Hmmm. I looked at the man again, nodding for the 50th time, and thought about a hospital, and a baby being born. Blood and sweat, the places that baby would go, its story. Then it really blew my mind that I was talking to another human being. I walked to the counter where the exact same snarky Asian-American woman who had taken my passport paperwork over two years ago was standing. This is where my international travel had started. It suddenly seemed very fitting to be sending off the bandana here.
The bandana had only been in my hands for two weeks, through Prague, Berlin, Istanbul, and Budapest, and it felt very satisfying to have it for such a short time. Now the silly scrap of cloth is headed across America to Andy, my roommate and best friend who will be leaving for Rwanda in a couple of weeks. Five something dollars lighter, I wished the lady a good day and told the lonely old gentleman that it was nice talking to him. To me this moment in the post office is the literal end of my latest journey, passing the cloth baton once more on to a friend and fellow traveler.

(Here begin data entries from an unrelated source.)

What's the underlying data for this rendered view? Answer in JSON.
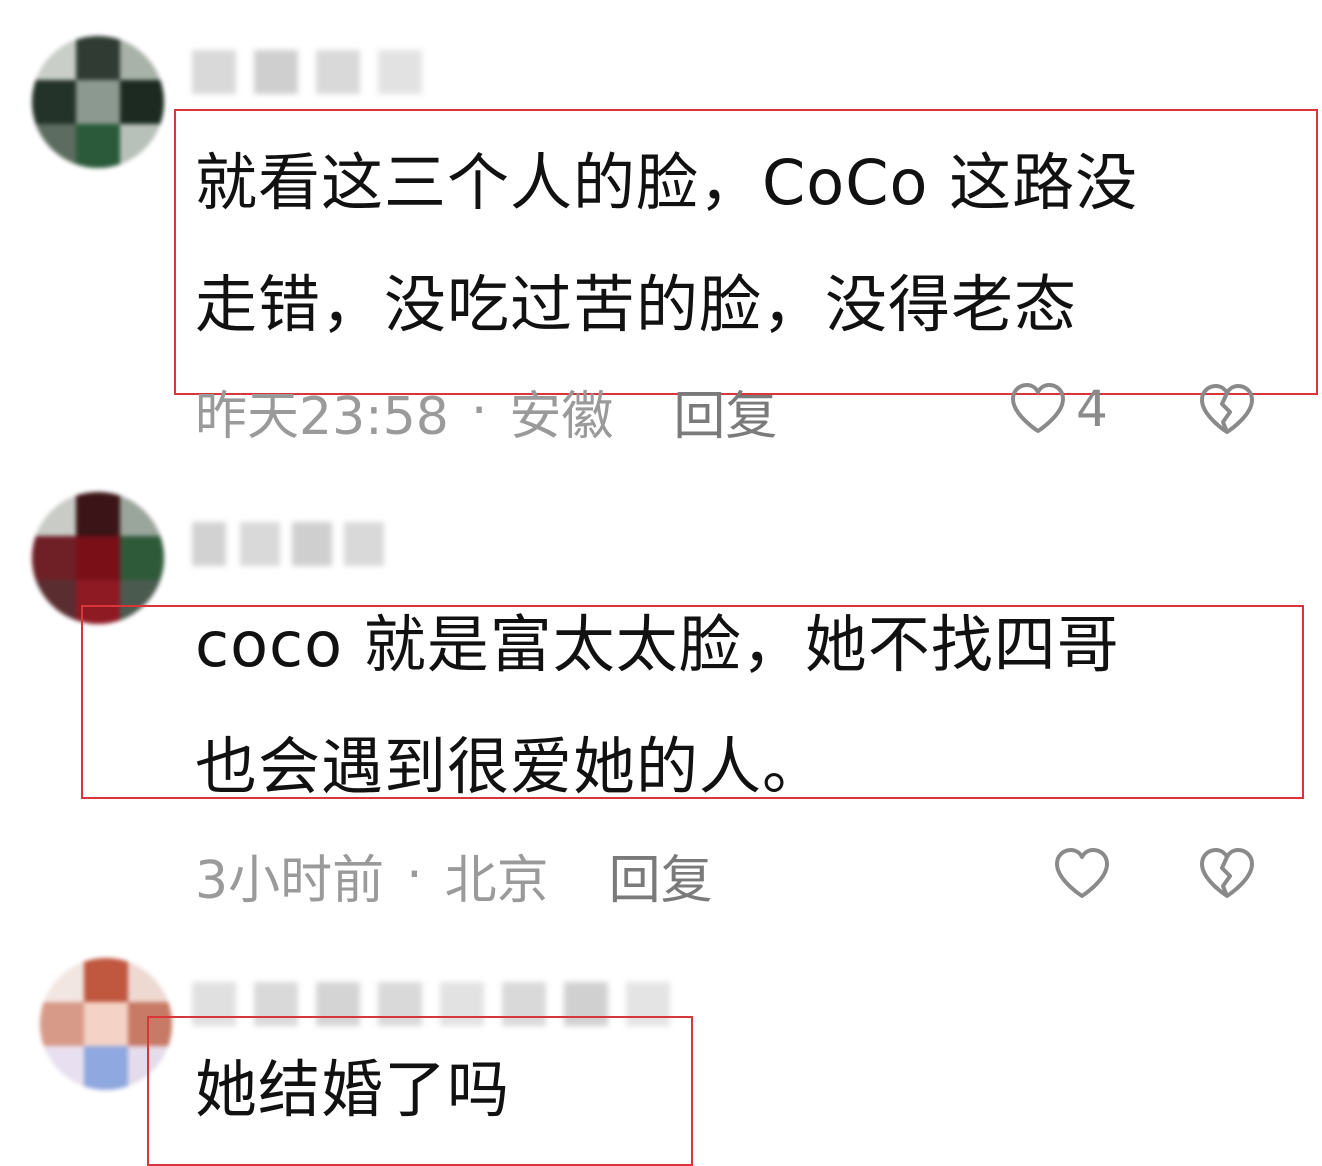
{
  "comments": [
    {
      "text": "就看这三个人的脸，CoCo 这路没\n走错，没吃过苦的脸，没得老态",
      "time": "昨天23:58",
      "location": "安徽",
      "reply_label": "回复",
      "like_count": "4"
    },
    {
      "text": "coco 就是富太太脸，她不找四哥\n也会遇到很爱她的人。",
      "time": "3小时前",
      "location": "北京",
      "reply_label": "回复",
      "like_count": ""
    },
    {
      "text": "她结婚了吗"
    }
  ],
  "meta_separator": "·",
  "colors": {
    "highlight_border": "#d8363a",
    "meta_text": "#9a9a9a",
    "content_text": "#111111"
  },
  "icons": {
    "like": "heart-outline-icon",
    "dislike": "broken-heart-icon"
  }
}
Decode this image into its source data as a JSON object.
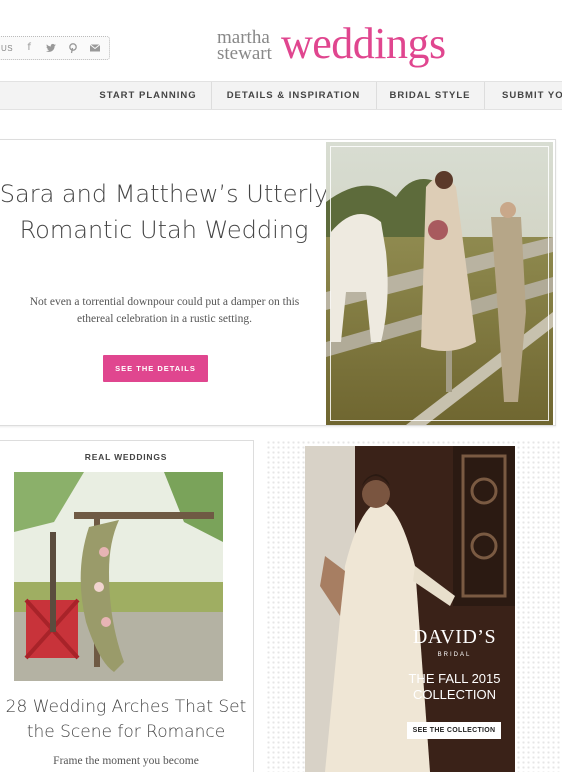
{
  "header": {
    "follow_label": "US",
    "social_icons": [
      "facebook-icon",
      "twitter-icon",
      "pinterest-icon",
      "email-icon"
    ],
    "logo": {
      "line1": "martha",
      "line2": "stewart",
      "wordmark": "weddings"
    }
  },
  "nav": {
    "items": [
      {
        "label": "START PLANNING"
      },
      {
        "label": "DETAILS & INSPIRATION"
      },
      {
        "label": "BRIDAL STYLE"
      },
      {
        "label": "SUBMIT YOU"
      }
    ]
  },
  "hero": {
    "title": "Sara and Matthew’s Utterly Romantic Utah Wedding",
    "description": "Not even a torrential downpour could put a damper on this ethereal celebration in a rustic setting.",
    "button_label": "SEE THE DETAILS"
  },
  "card": {
    "category": "REAL WEDDINGS",
    "title": "28 Wedding Arches That Set the Scene for Romance",
    "description": "Frame the moment you become"
  },
  "ad": {
    "brand": "DAVID’S",
    "brand_sub": "BRIDAL",
    "collection": "THE FALL 2015 COLLECTION",
    "button_label": "SEE THE COLLECTION"
  },
  "colors": {
    "accent": "#e0468f",
    "nav_bg": "#f3f3f3",
    "text": "#444444"
  }
}
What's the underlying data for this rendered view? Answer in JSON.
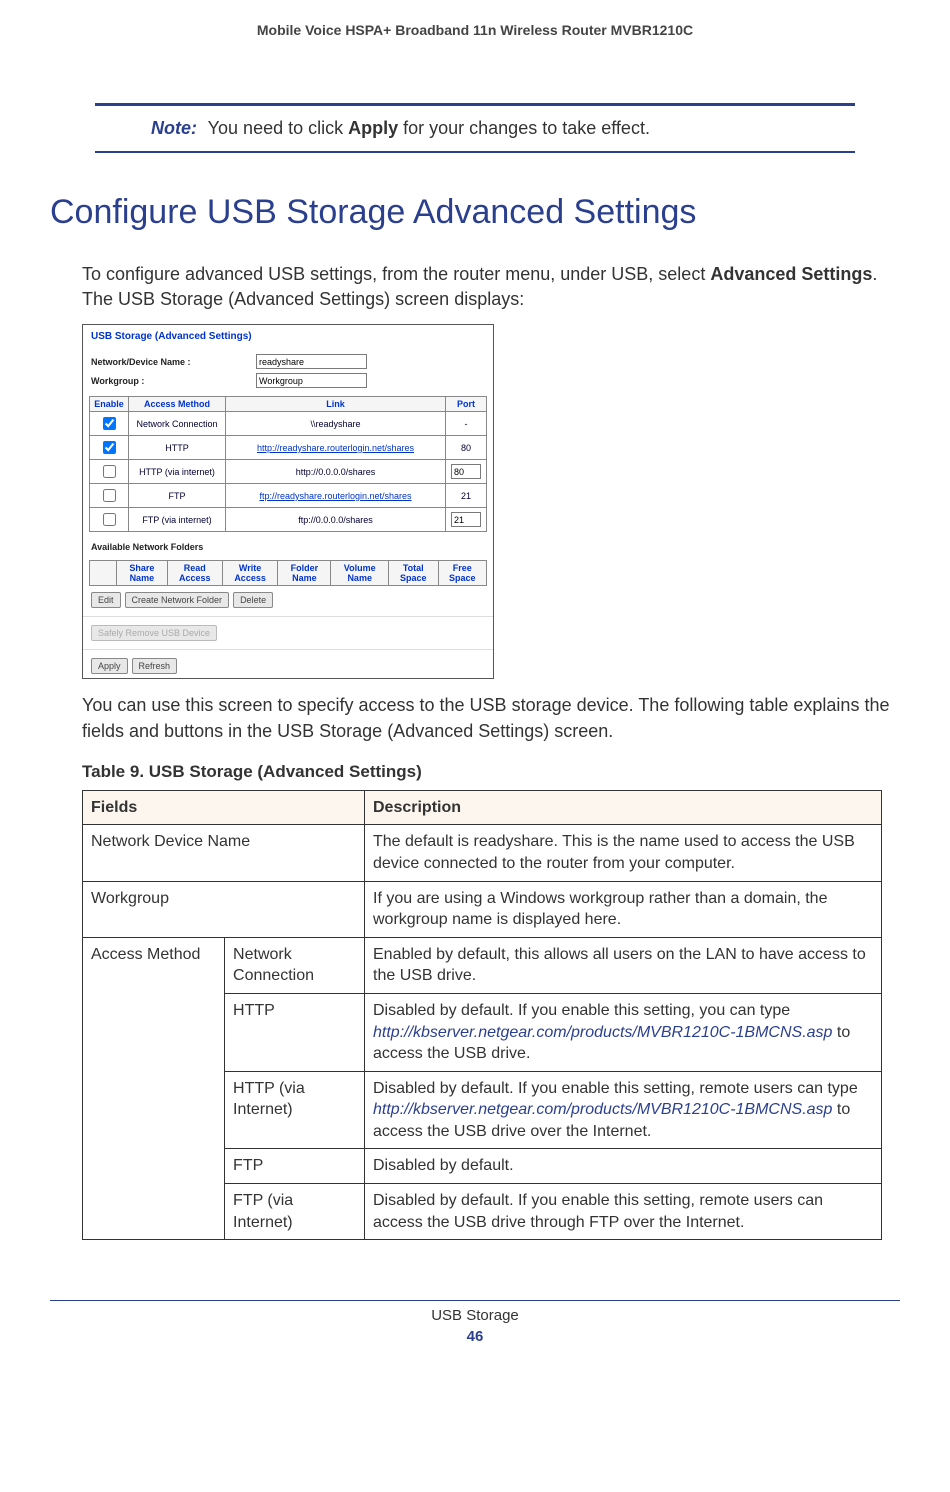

What I discovered that is new is up for debate, although I care very little what the consensus is. I may be jet-lagged and in intense culture shock, but in all honesty, this is the best I have felt in a long time. My belt is tight, clamping my loose pants to my waist, but I am full for now with memories, raising laughter in my stomach that moves down to my gut.
Blood and sweat indeed.